The other concern with LTE-V is broadcast messages: LTE implements those as serial unicast messages, so it takes time to get them all out. Two resulting proposed LTE-V improvements are QoS capabilities, which can give vehicular messages greater priority, and true multicast.
What about business considerations? Clearly, the cellular folks would love to own all that traffic. This would be a for-profit venture for them, although it bears noting that there are a number of levels of service. The BSS level covers “basic” services, but ITS can also be a channel for higher-level services. Regardless of how BSS services are implemented and monetized, the higher-level services offer revenue opportunities above that.
Mobile network operators (MNOs) love to be the gateway to your phones. Indeed, as I noted some time back, network pinchpoints, like MNOs and ISPs, like to be tolltakers, and oftentimes features of chipsets aren’t focused on what end users want, but rather on what the tolltakers want.
But roads are (for the most part) a publicly funded piece of infrastructure. Would LTE-V mean privatizing an important part of that infrastructure? If MNOs aren’t defined as utilities, then, what… would consumers pick their favorite MNO? Would government license infrastructure management as a concession? If the latter, would fees be regulated? (You can imagine how volatile a discussion that would be…)

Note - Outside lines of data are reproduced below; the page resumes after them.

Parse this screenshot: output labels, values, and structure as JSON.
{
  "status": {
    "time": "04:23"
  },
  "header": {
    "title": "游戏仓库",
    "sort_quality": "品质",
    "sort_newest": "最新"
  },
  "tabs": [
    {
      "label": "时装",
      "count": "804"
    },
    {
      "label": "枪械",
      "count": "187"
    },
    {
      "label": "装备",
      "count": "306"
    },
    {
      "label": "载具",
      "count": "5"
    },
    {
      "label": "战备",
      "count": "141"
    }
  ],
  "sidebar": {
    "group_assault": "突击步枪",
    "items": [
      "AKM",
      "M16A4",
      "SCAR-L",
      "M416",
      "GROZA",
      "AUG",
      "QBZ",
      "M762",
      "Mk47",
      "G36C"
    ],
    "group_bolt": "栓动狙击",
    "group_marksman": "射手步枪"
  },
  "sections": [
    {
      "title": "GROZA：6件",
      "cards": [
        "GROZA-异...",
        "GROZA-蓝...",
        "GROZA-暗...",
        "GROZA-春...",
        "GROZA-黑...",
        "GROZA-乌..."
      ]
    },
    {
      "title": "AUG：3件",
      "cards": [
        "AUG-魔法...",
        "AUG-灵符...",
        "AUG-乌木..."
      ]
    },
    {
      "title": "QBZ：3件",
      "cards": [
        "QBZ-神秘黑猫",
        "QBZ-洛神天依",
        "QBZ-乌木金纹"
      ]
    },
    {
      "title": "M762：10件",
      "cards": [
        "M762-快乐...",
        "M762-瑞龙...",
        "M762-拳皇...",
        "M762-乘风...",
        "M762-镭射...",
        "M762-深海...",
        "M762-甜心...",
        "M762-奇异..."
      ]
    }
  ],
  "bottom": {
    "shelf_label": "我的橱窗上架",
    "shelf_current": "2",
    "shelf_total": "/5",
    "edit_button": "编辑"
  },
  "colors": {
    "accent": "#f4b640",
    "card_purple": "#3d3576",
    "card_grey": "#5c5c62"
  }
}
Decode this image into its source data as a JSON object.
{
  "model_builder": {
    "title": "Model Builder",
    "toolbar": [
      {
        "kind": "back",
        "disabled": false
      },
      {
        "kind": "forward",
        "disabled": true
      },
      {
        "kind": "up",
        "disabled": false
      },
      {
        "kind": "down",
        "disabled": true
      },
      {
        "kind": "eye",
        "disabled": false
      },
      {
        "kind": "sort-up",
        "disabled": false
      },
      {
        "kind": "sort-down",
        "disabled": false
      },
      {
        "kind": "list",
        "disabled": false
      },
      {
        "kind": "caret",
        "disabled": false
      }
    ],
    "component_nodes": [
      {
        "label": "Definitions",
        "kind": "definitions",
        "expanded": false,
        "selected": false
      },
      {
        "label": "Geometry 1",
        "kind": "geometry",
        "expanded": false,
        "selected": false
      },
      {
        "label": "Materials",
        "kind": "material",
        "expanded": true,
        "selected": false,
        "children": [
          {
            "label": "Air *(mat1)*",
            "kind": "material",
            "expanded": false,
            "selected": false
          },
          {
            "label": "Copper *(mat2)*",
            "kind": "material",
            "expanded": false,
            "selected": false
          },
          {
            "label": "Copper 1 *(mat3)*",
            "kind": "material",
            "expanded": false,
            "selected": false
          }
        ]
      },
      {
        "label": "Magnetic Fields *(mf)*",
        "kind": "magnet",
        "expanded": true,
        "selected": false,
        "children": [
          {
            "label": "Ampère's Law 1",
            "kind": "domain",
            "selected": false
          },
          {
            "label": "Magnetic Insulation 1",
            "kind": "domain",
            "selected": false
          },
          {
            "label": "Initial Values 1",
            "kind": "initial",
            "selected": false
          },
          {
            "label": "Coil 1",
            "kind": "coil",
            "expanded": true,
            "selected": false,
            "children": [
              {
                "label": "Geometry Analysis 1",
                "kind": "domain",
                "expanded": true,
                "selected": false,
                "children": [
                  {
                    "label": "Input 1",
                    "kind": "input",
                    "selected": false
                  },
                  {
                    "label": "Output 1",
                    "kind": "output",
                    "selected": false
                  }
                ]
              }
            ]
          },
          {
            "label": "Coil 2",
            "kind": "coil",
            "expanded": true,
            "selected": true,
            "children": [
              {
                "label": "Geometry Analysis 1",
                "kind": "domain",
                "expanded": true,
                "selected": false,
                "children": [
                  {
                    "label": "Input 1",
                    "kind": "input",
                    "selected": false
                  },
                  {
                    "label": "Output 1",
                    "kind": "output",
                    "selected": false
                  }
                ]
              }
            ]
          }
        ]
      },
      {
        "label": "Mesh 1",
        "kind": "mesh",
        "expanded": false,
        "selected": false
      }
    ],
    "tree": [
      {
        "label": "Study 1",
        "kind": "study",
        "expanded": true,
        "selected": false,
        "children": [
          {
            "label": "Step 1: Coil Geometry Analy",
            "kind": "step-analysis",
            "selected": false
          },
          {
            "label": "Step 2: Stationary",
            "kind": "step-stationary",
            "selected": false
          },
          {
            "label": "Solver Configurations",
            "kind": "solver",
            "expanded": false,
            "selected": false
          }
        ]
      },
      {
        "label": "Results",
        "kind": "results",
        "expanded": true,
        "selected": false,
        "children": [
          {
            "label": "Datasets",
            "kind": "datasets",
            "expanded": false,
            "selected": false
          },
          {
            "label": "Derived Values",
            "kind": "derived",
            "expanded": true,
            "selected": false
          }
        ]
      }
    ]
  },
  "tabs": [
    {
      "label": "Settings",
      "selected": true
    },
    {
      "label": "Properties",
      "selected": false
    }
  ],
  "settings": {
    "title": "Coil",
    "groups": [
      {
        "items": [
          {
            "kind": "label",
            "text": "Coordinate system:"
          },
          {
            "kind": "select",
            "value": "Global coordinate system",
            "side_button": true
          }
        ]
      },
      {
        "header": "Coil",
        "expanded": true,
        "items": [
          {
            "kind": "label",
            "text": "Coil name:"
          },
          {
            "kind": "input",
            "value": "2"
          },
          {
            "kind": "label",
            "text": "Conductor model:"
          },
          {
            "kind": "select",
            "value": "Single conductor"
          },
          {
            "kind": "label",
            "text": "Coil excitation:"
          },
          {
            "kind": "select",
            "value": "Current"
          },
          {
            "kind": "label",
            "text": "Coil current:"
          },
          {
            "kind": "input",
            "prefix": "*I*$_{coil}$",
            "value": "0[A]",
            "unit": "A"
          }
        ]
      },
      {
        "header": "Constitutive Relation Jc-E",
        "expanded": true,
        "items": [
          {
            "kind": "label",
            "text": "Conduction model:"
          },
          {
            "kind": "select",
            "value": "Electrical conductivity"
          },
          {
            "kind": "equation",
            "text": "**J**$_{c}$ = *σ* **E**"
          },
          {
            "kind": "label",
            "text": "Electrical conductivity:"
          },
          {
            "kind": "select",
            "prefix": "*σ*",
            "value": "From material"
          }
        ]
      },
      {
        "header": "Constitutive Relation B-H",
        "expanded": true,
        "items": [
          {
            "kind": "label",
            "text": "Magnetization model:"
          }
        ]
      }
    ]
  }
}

I checked with Redpine on their thoughts regarding how 802.11p would be managed, and they saw the possibility of it being done either by governments or as a for-profit concession. In the former case, governments (largely local) would fund the infrastructure – for example, RSUs being placed in streetlights that are already funded by a city. Basic safety services might be free (OK, not free, but funded with the taxes we pay). But extended optional paid services could be offered by private companies in a mixed public/private combo.
So, clearly, much of this is about who gets the money. That’s probably no less important than the technical comparison (unless one of the proposals fails the tech test dramatically).
That’s a really brief rundown of the ITS situation. And now we can clarify why Redpine has made a bet: they’ve recently announced their WAVEcombo module, which includes 802.11n (and prior) WiFi, Bluetooth 4.0, 802.15.4 (the Zigbee radio), and 802.11p.
(Image courtesy Redpine Signals)
OBUs will need all of these radios, potentially. WiFi for internet interaction with phones and laptops; Bluetooth for pairing with accessories; 802.15.4 for communicating with other objects, and then 802.11p for ITS.
(Click to enlarge. Image courtesy Redpine Signals)
They list a number of possible uses for this module in a vehicle or elsewhere:
- As a WiFi hotspot for passengers (access point and client); safety suggests this would be allowed only when the vehicle is stopped.
- Smart traffic cones based on 802.15.4 that would improve worker safety.
- Roadside alerts using mobile RSUs – units that could be placed as necessary to warn of construction or obstructions or whatever.
- Warning of approaching emergency vehicles.
- Firmware upgrades – only when the vehicle is parked.
- Vehicle diagnostics at a garage using the afore-briefly-mentioned OBD-II.
- Connectivity to charging stations via Wi-Fi or Bluetooth or 802.15.4 for control and monitoring.
The obvious benefit here is a single module with all the radios necessary for any and all radio communication from the vehicle. Well, except for cellular – that would be by phone. And this module bets that LTE-V won’t be the eventual winner.
A presentation on LTE-V (pdf)
Report comparing 802.11p, LTE-V
12 thoughts on “A Four-Way Vehicular Radio Module”
Which protocol do you think is right for communication between vehicles?